[Task goal]: What you return must match the records word for word.

START Material provided

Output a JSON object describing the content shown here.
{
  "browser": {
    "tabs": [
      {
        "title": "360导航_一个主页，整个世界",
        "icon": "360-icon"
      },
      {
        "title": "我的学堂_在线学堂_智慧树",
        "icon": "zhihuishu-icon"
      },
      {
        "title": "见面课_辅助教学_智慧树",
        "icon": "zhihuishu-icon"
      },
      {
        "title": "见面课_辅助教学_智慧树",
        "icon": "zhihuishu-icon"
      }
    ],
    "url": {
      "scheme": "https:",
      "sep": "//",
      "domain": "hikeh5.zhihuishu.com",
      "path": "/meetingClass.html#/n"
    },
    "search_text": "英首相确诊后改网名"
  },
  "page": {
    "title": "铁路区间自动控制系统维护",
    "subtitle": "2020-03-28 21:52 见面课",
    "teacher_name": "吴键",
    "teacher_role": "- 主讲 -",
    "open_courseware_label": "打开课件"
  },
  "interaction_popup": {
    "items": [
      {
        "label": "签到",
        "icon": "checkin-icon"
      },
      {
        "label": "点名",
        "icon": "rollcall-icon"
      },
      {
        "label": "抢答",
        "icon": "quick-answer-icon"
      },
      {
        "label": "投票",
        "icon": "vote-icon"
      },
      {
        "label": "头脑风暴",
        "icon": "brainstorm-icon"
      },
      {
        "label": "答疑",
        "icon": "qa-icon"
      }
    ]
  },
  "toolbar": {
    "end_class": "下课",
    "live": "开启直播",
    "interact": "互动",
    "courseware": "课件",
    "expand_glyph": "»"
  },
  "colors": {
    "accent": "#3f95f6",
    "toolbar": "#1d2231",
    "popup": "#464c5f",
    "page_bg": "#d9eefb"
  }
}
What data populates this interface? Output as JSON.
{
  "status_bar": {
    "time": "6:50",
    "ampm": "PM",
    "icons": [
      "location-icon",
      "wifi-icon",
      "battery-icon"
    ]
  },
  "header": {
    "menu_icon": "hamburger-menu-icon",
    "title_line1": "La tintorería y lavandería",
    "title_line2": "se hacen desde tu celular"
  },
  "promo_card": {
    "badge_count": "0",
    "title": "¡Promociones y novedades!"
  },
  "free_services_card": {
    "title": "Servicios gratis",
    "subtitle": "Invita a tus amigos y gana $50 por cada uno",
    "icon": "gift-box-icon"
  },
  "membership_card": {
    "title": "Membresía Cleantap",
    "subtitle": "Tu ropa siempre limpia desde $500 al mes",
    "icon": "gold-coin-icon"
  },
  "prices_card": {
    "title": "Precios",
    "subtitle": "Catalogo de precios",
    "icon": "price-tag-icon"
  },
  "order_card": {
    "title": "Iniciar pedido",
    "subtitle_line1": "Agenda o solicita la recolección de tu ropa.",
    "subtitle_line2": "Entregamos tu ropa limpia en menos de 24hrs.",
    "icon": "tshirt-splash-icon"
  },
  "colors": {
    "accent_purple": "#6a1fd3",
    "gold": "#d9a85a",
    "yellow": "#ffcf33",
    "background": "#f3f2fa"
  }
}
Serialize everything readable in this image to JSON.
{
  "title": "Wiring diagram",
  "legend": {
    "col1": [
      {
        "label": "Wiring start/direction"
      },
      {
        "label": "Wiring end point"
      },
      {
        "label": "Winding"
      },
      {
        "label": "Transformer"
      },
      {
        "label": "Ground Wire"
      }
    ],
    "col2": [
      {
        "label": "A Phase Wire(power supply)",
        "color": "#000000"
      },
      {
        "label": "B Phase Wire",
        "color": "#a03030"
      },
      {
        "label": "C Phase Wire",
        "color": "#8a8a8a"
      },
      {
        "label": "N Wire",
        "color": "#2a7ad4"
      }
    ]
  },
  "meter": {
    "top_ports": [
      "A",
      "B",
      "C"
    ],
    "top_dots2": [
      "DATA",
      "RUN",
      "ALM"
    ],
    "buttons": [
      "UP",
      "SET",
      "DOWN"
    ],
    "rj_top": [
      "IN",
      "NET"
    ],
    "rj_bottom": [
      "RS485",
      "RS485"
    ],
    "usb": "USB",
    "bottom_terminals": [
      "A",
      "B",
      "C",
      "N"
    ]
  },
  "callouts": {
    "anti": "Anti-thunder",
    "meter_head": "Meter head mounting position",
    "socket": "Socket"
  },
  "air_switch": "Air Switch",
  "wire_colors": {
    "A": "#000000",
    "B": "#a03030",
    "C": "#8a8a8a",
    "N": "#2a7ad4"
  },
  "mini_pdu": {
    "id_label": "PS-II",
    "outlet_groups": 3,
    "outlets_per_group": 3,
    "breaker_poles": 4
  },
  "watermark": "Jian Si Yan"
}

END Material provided

[Exercise result]:
Output a JSON object describing the content shown here.
{
  "browser": {
    "tabs": [
      {
        "title": "360导航_一个主页，整个世界",
        "icon": "360-icon"
      },
      {
        "title": "我的学堂_在线学堂_智慧树",
        "icon": "zhihuishu-icon"
      },
      {
        "title": "见面课_辅助教学_智慧树",
        "icon": "zhihuishu-icon"
      },
      {
        "title": "见面课_辅助教学_智慧树",
        "icon": "zhihuishu-icon"
      }
    ],
    "url": {
      "scheme": "https:",
      "sep": "//",
      "domain": "hikeh5.zhihuishu.com",
      "path": "/meetingClass.html#/n"
    },
    "search_text": "英首相确诊后改网名"
  },
  "page": {
    "title": "铁路区间自动控制系统维护",
    "subtitle": "2020-03-28 21:52 见面课",
    "teacher_name": "吴键",
    "teacher_role": "- 主讲 -",
    "open_courseware_label": "打开课件"
  },
  "interaction_popup": {
    "items": [
      {
        "label": "签到",
        "icon": "checkin-icon"
      },
      {
        "label": "点名",
        "icon": "rollcall-icon"
      },
      {
        "label": "抢答",
        "icon": "quick-answer-icon"
      },
      {
        "label": "投票",
        "icon": "vote-icon"
      },
      {
        "label": "头脑风暴",
        "icon": "brainstorm-icon"
      },
      {
        "label": "答疑",
        "icon": "qa-icon"
      }
    ]
  },
  "toolbar": {
    "end_class": "下课",
    "live": "开启直播",
    "interact": "互动",
    "courseware": "课件",
    "expand_glyph": "»"
  },
  "colors": {
    "accent": "#3f95f6",
    "toolbar": "#1d2231",
    "popup": "#464c5f",
    "page_bg": "#d9eefb"
  }
}
What data populates this interface? Output as JSON.
{
  "status_bar": {
    "time": "6:50",
    "ampm": "PM",
    "icons": [
      "location-icon",
      "wifi-icon",
      "battery-icon"
    ]
  },
  "header": {
    "menu_icon": "hamburger-menu-icon",
    "title_line1": "La tintorería y lavandería",
    "title_line2": "se hacen desde tu celular"
  },
  "promo_card": {
    "badge_count": "0",
    "title": "¡Promociones y novedades!"
  },
  "free_services_card": {
    "title": "Servicios gratis",
    "subtitle": "Invita a tus amigos y gana $50 por cada uno",
    "icon": "gift-box-icon"
  },
  "membership_card": {
    "title": "Membresía Cleantap",
    "subtitle": "Tu ropa siempre limpia desde $500 al mes",
    "icon": "gold-coin-icon"
  },
  "prices_card": {
    "title": "Precios",
    "subtitle": "Catalogo de precios",
    "icon": "price-tag-icon"
  },
  "order_card": {
    "title": "Iniciar pedido",
    "subtitle_line1": "Agenda o solicita la recolección de tu ropa.",
    "subtitle_line2": "Entregamos tu ropa limpia en menos de 24hrs.",
    "icon": "tshirt-splash-icon"
  },
  "colors": {
    "accent_purple": "#6a1fd3",
    "gold": "#d9a85a",
    "yellow": "#ffcf33",
    "background": "#f3f2fa"
  }
}
Serialize everything readable in this image to JSON.
{
  "title": "Wiring diagram",
  "legend": {
    "col1": [
      {
        "label": "Wiring start/direction"
      },
      {
        "label": "Wiring end point"
      },
      {
        "label": "Winding"
      },
      {
        "label": "Transformer"
      },
      {
        "label": "Ground Wire"
      }
    ],
    "col2": [
      {
        "label": "A Phase Wire(power supply)",
        "color": "#000000"
      },
      {
        "label": "B Phase Wire",
        "color": "#a03030"
      },
      {
        "label": "C Phase Wire",
        "color": "#8a8a8a"
      },
      {
        "label": "N Wire",
        "color": "#2a7ad4"
      }
    ]
  },
  "meter": {
    "top_ports": [
      "A",
      "B",
      "C"
    ],
    "top_dots2": [
      "DATA",
      "RUN",
      "ALM"
    ],
    "buttons": [
      "UP",
      "SET",
      "DOWN"
    ],
    "rj_top": [
      "IN",
      "NET"
    ],
    "rj_bottom": [
      "RS485",
      "RS485"
    ],
    "usb": "USB",
    "bottom_terminals": [
      "A",
      "B",
      "C",
      "N"
    ]
  },
  "callouts": {
    "anti": "Anti-thunder",
    "meter_head": "Meter head mounting position",
    "socket": "Socket"
  },
  "air_switch": "Air Switch",
  "wire_colors": {
    "A": "#000000",
    "B": "#a03030",
    "C": "#8a8a8a",
    "N": "#2a7ad4"
  },
  "mini_pdu": {
    "id_label": "PS-II",
    "outlet_groups": 3,
    "outlets_per_group": 3,
    "breaker_poles": 4
  },
  "watermark": "Jian Si Yan"
}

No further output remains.